* ABOUT THIS TASK
If a line in the following entries holds the string "time", include it in the tally. State the total and nothing further.

* RECORD SET
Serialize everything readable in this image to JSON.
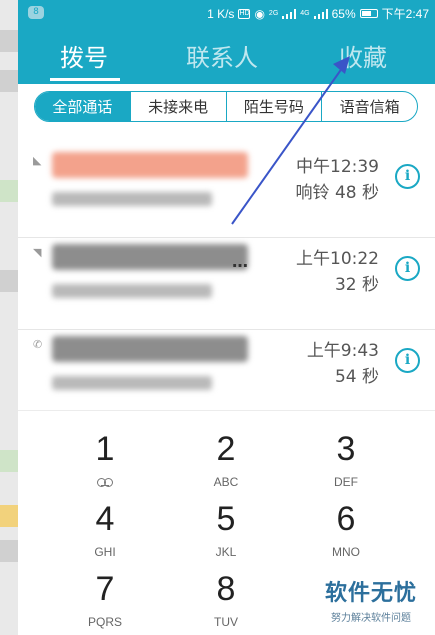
{
  "status_bar": {
    "notification_count": "8",
    "speed": "1 K/s",
    "hd": "HD",
    "net_2g": "2G",
    "net_4g": "4G",
    "battery": "65%",
    "time": "下午2:47"
  },
  "tabs": [
    {
      "label": "拨号",
      "active": true
    },
    {
      "label": "联系人",
      "active": false
    },
    {
      "label": "收藏",
      "active": false
    }
  ],
  "filters": [
    {
      "label": "全部通话",
      "active": true
    },
    {
      "label": "未接来电",
      "active": false
    },
    {
      "label": "陌生号码",
      "active": false
    },
    {
      "label": "语音信箱",
      "active": false
    }
  ],
  "calls": [
    {
      "time": "中午12:39",
      "duration": "响铃 48 秒",
      "name_color": "#f3a28c",
      "type_icon": "incoming-call-icon"
    },
    {
      "time": "上午10:22",
      "duration": "32 秒",
      "name_color": "#8d8d8d",
      "trailing": "…",
      "type_icon": "outgoing-call-icon"
    },
    {
      "time": "上午9:43",
      "duration": "54 秒",
      "name_color": "#8d8d8d",
      "type_icon": "phone-icon"
    }
  ],
  "dialpad": [
    {
      "digit": "1",
      "letters": "",
      "icon": "voicemail-icon"
    },
    {
      "digit": "2",
      "letters": "ABC"
    },
    {
      "digit": "3",
      "letters": "DEF"
    },
    {
      "digit": "4",
      "letters": "GHI"
    },
    {
      "digit": "5",
      "letters": "JKL"
    },
    {
      "digit": "6",
      "letters": "MNO"
    },
    {
      "digit": "7",
      "letters": "PQRS"
    },
    {
      "digit": "8",
      "letters": "TUV"
    }
  ],
  "watermark": {
    "title": "软件无忧",
    "subtitle": "努力解决软件问题"
  },
  "colors": {
    "accent": "#1aa8c4",
    "annotation_arrow": "#3a55c8"
  }
}
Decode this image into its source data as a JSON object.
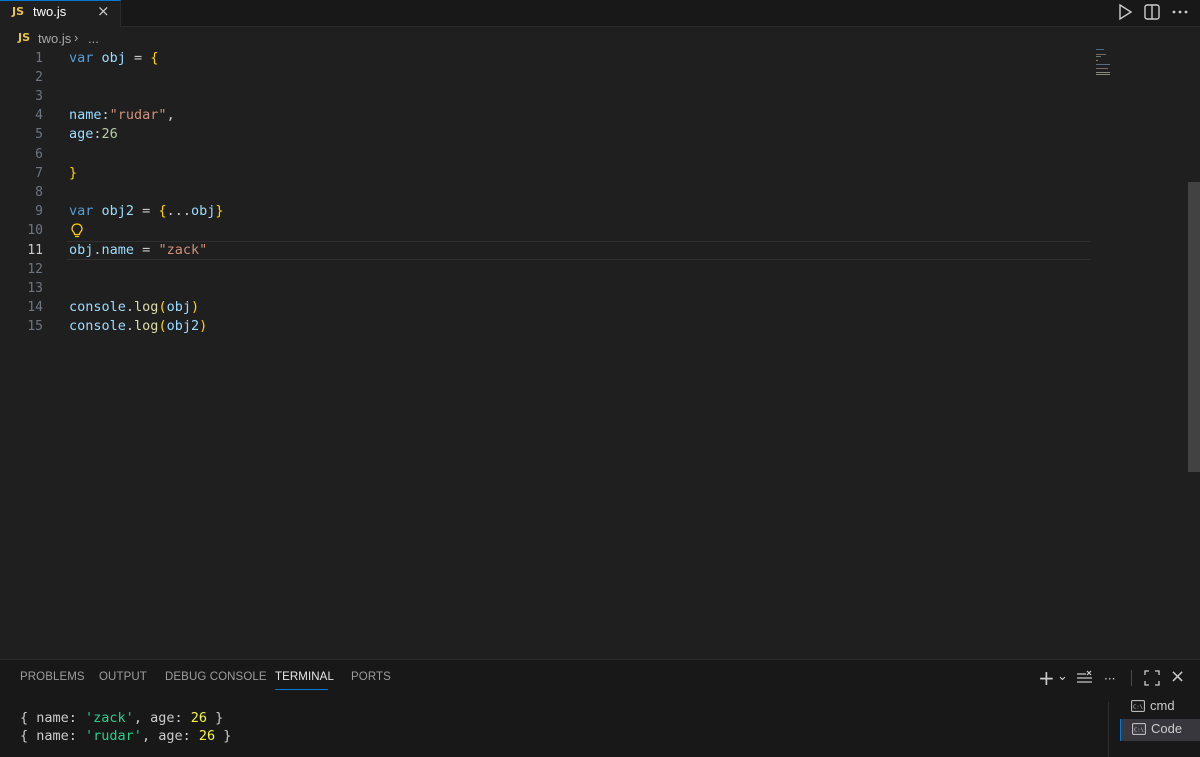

* SOLUTION FOR THIS TASK
4